Fire stations used to be public buildings, used to be open, he said. But now, public access to first responders is very limited.
Paramedic Supervisor Joey Tharp also recalled policy changes being made.
Every agency, in this area, at least, implemented those changes because first responders have full access to go anywhere, so they started securing stuff a little more. Also, thats when you really saw the use of plain talk come into play. They mandated everyone go to plain talk on the radio because so many other agencies were coming in, and they use 10-codes, which frequently vary from agency to agency. Now, when you have a mass casualty incident, everyone uses plain talk instead of codes. That way, everybody can communicate without those barriers.
Tharp was on duty in Holmes County that day. We were speechless, said Tharp. We were seeing all the people running away and the first responders running in, knowing they probably wouldnt be coming out. I felt numb, not knowing what direction the country was going in and not knowing who and what area would be next.
Sheriff Kevin Crews says he was serving as Chipleys Chief of Police at the time and remembers being at his desk when the news came in.
It was heartbreaking and shocking, said Sheriff Crews, but it also put us on a higher alert, and now that guard stays up, keeping us aware of even small things perhaps we wouldnt have noticed before. I remember that in the days following 9/11, there was a sense of patriotism and general love for your neighbor. It seems these days, we have gotten somewhat complacent, and it is my hope that we educate future generations about the events of that day and ensure the lives lost are never forgotten.
Staff with the Washington County Public Library in Chipley and Vernon are hoping to help with that last task with the recently announced participation in an educational exhibit titled September 11, 2001: The Day That Changed the World.
The exhibit is interactive with the assistance of patrons smart devices and offers downloadable features that present the history of 9/11, its origins, and its ongoing implications through the personal stories of those who witnessed and survived the attacks. Told across 14 posters, this exhibition includes archival photographs and images of artifacts from the Museums permanent collection, as well as a virtual tour of the museum. It explores the consequences of terrorism on individual lives and communities at the local, national, and international levels, and encourages critical thinking about the legacies of 9/11.
Library Director Renae Rountree says the 9/11 Memorial & Museum curated exhibition reflects the core pillars of commemoration, education, and inspiration as the community observes the 20th anniversary of the 9/11 attacks.
We have something for all ages, from picture books for younger children who arent quite old enough to understand certain concepts to chapter books for older children and adults said Rountree. If you need to know whats age-appropriate on the subject, just ask your librarian.
Rountree adds that in addition to the informational posters and interactive aspects of the exhibit, the Chipley branch also features a star for every life lost in that attacks, as well as childrens activities, such as coloring their own first responder badge.

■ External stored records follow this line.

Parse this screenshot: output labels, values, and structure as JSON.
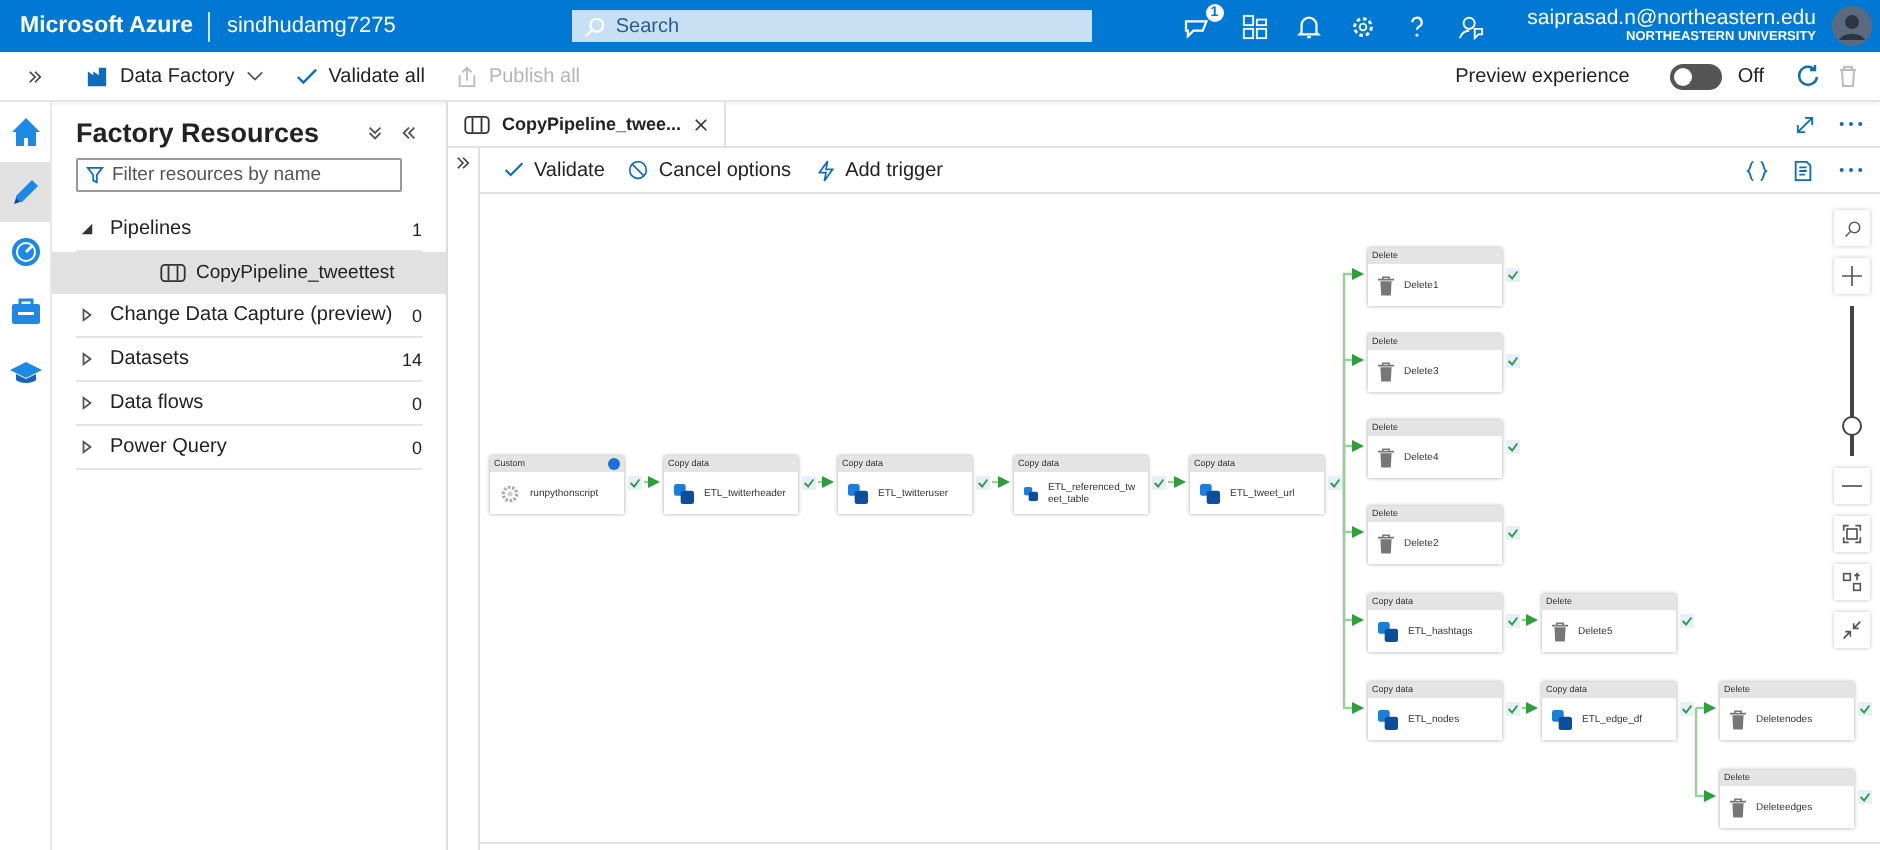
{
  "top_bar": {
    "brand": "Microsoft Azure",
    "directory": "sindhudamg7275",
    "search": {
      "placeholder": "Search"
    },
    "notification_count": "1",
    "user": {
      "email": "saiprasad.n@northeastern.edu",
      "organization": "NORTHEASTERN UNIVERSITY"
    }
  },
  "toolbar": {
    "factory": "Data Factory",
    "actions": [
      {
        "kind": "validate",
        "label": "Validate all",
        "disabled": false
      },
      {
        "kind": "publish",
        "label": "Publish all",
        "disabled": true
      }
    ],
    "preview": {
      "label": "Preview experience",
      "on": false,
      "state": "Off"
    }
  },
  "nav": [
    {
      "kind": "home",
      "selected": false
    },
    {
      "kind": "author",
      "selected": true
    },
    {
      "kind": "monitor",
      "selected": false
    },
    {
      "kind": "manage",
      "selected": false
    },
    {
      "kind": "learn",
      "selected": false
    }
  ],
  "resources": {
    "title": "Factory Resources",
    "filter": {
      "placeholder": "Filter resources by name"
    },
    "items": [
      {
        "label": "Pipelines",
        "count": "1",
        "expanded": true,
        "children": [
          {
            "label": "CopyPipeline_tweettest",
            "selected": true
          }
        ]
      },
      {
        "label": "Change Data Capture (preview)",
        "count": "0",
        "expanded": false
      },
      {
        "label": "Datasets",
        "count": "14",
        "expanded": false
      },
      {
        "label": "Data flows",
        "count": "0",
        "expanded": false
      },
      {
        "label": "Power Query",
        "count": "0",
        "expanded": false
      }
    ]
  },
  "editor": {
    "tab": {
      "label": "CopyPipeline_twee..."
    },
    "commands": [
      {
        "kind": "validate",
        "label": "Validate"
      },
      {
        "kind": "cancel",
        "label": "Cancel options"
      },
      {
        "kind": "trigger",
        "label": "Add trigger"
      }
    ],
    "canvas": {
      "activities": [
        {
          "kind": "custom",
          "type": "Custom",
          "name": "runpythonscript"
        },
        {
          "kind": "copy",
          "type": "Copy data",
          "name": "ETL_twitterheader"
        },
        {
          "kind": "copy",
          "type": "Copy data",
          "name": "ETL_twitteruser"
        },
        {
          "kind": "copy",
          "type": "Copy data",
          "name": "ETL_referenced_tweet_table"
        },
        {
          "kind": "copy",
          "type": "Copy data",
          "name": "ETL_tweet_url"
        },
        {
          "kind": "delete",
          "type": "Delete",
          "name": "Delete1"
        },
        {
          "kind": "delete",
          "type": "Delete",
          "name": "Delete3"
        },
        {
          "kind": "delete",
          "type": "Delete",
          "name": "Delete4"
        },
        {
          "kind": "delete",
          "type": "Delete",
          "name": "Delete2"
        },
        {
          "kind": "copy",
          "type": "Copy data",
          "name": "ETL_hashtags"
        },
        {
          "kind": "delete",
          "type": "Delete",
          "name": "Delete5"
        },
        {
          "kind": "copy",
          "type": "Copy data",
          "name": "ETL_nodes"
        },
        {
          "kind": "copy",
          "type": "Copy data",
          "name": "ETL_edge_df"
        },
        {
          "kind": "delete",
          "type": "Delete",
          "name": "Deletenodes"
        },
        {
          "kind": "delete",
          "type": "Delete",
          "name": "Deleteedges"
        }
      ],
      "zoom": {
        "level": 0.2
      }
    }
  }
}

Its a good way to start a conversation, she said. We are humbled to participate in this exhibit that reminds us of That Day That Changed the World, said Rountree. It will be displayed all month long for anyone to experience.
The poster exhibition was developed by the 9/11 Memorial and Museum and has been made possible in part by the National Endowment for the Humanities: Democracy Demands Wisdom.
9/11 Memorial & Museum President and CEO Alice M. Greenwald called sharing the exhibit a privilege.
During this 20th anniversary year, it is our privilege to share these lessons with a new generation, teach them about the ongoing repercussions of the 9/11 attacks and inspire them with the idea that, even in the darkest of times, we can come together, support one another, and find the strength to renew and rebuild.